If I had told my high school English teacher that I would be writing a “sports mom” column in *cough, cough* years, she would have probably choked on the laughter. I wasn’t the sports type in high school! For that matter, if any of my high school friends read this, they are probably still in total disbelief. But, much to my surprise, I have become a sports mom.
I was sure during Joni’s first season of t-ball I was going to be spared of having to coordinate around sports seasons. I mean, seriously? Joni was much more interested in the bugs in the outfield grass than she was where the ball was being hit. My dreams were shattered during her 5th grade year when she was introduced to basketball and fell madly in love. Jeana soon followed on the basketball court, as did Jake. A year later, Jake did some major sweet-talking and talked me into letting him play flag football. Our lives, and schedules, have since been arranged around practices, games, team dinners, and crazy tournament schedules and the mandatory washing of uniforms or practice gear at 1 a.m. Over the past 10 years, I have burnt out three crock-pots, two dishwashers and endured the smell of football pads like a trooper.

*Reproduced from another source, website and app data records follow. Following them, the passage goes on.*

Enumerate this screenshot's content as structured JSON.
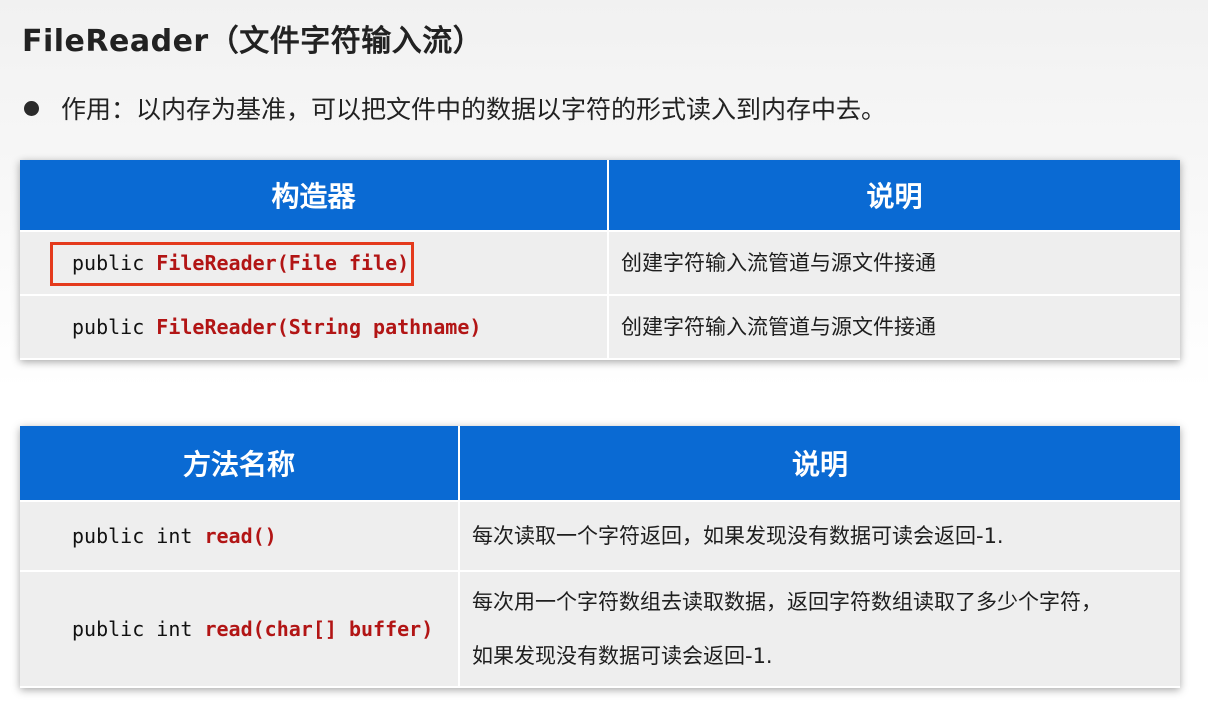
{
  "title": "FileReader（文件字符输入流）",
  "bullet": {
    "text": "作用：以内存为基准，可以把文件中的数据以字符的形式读入到内存中去。"
  },
  "constructors_table": {
    "headers": [
      "构造器",
      "说明"
    ],
    "rows": [
      {
        "modifier": "public",
        "signature": "FileReader(File file)",
        "description": "创建字符输入流管道与源文件接通",
        "highlighted": true
      },
      {
        "modifier": "public",
        "signature": "FileReader(String pathname)",
        "description": "创建字符输入流管道与源文件接通",
        "highlighted": false
      }
    ]
  },
  "methods_table": {
    "headers": [
      "方法名称",
      "说明"
    ],
    "rows": [
      {
        "modifier": "public int",
        "signature": "read()",
        "description_lines": [
          "每次读取一个字符返回，如果发现没有数据可读会返回-1."
        ]
      },
      {
        "modifier": "public int",
        "signature": "read(char[] buffer)",
        "description_lines": [
          "每次用一个字符数组去读取数据，返回字符数组读取了多少个字符，",
          "如果发现没有数据可读会返回-1."
        ]
      }
    ]
  },
  "colors": {
    "header_bg": "#0a6ad3",
    "code_highlight": "#b21515",
    "annotation_box": "#e43a1c",
    "row_bg": "#eeeeee"
  }
}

I’ve always tried to not be one of “those moms”. I’ve always tried to be positive and encouraging to all the kids on the team. I’ve pestered Larry or anyone sitting next to me with questions to learn more about the rules of the games my kids played. My goal was to be loud and proud – not obnoxious and oblivious.
All those years on the sidelines and my love for cameras have given me an opportunity I’m pretty excited – taking sports pictures for the Chariton Valley News Press. I know my pictures will never match Jessica’s, but I’m learning more with every game and having a blast in the process. My biggest challenge has been keeping the “sports mom” in check and maintaining the professional demeanor on the sidelines Laura deserves from her employees. Last week during the football game against Paris, I was challenged to the maximum.

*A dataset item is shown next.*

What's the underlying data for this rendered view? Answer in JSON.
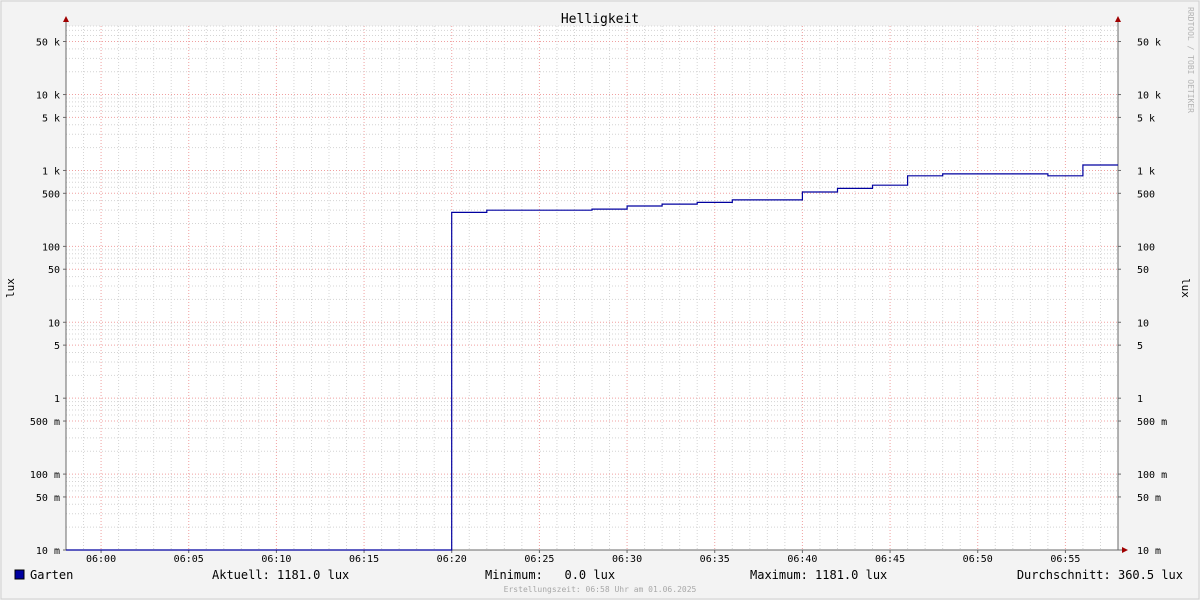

There comes that point when shooting pictures that I realize the action is too far away for good images. At that point, I usually lower the camera and enjoy the game. Well, that works in theory anyway.
Last week when I reached that point, it involved a breakaway touchdown by my favorite player – my son. Most of the time that wouldn’t be a problem – Salisbury’s chain gang knows me. Unfortunately, the sports photographer I was sharing the sideline with didn’t know I was a “football mom”. My outburst managed to make him jump about five yards and I’m pretty sure his heart was suffering from an irregular beat. The look on his face was pretty priceless. After the obligatory football mom touchdown celebration, I sheepishly apologized for the outburst. I managed to add to the apology a brief “no. 44 is my son” statement which elicited an eye roll. I do believe he mumbled something about not being able to tell and his ears ringing but I was back to cheering on the team so I’m not positive.
It came as no surprise to me that soon after the extra point attempt he decided the lighting was more favorable on the other side of the field.
I guess the most important lesson I learned at that game was that during the idle photographer sideline chitchat, it would be courteous to mention that I’m also a football mom. Jessica has agreed with me that it might be a good idea for me to be back in the stands versus on the sidelines during the Westran game. I mean, the team appreciates every “loud and proud” football mom, grandma, aunt, cousin, neighbor and casual acquaintance cheering them on during the games right? That, and the fact that I don’t think pictures of the lights or grass will be useable for the paper anyway. I’d probably be swinging that poor camera around like a samurai sword all night.
After that game though, it will be back to the sidelines with camera in hand and my football mom personality brought back under control – at least until the next big touchdown run anyway.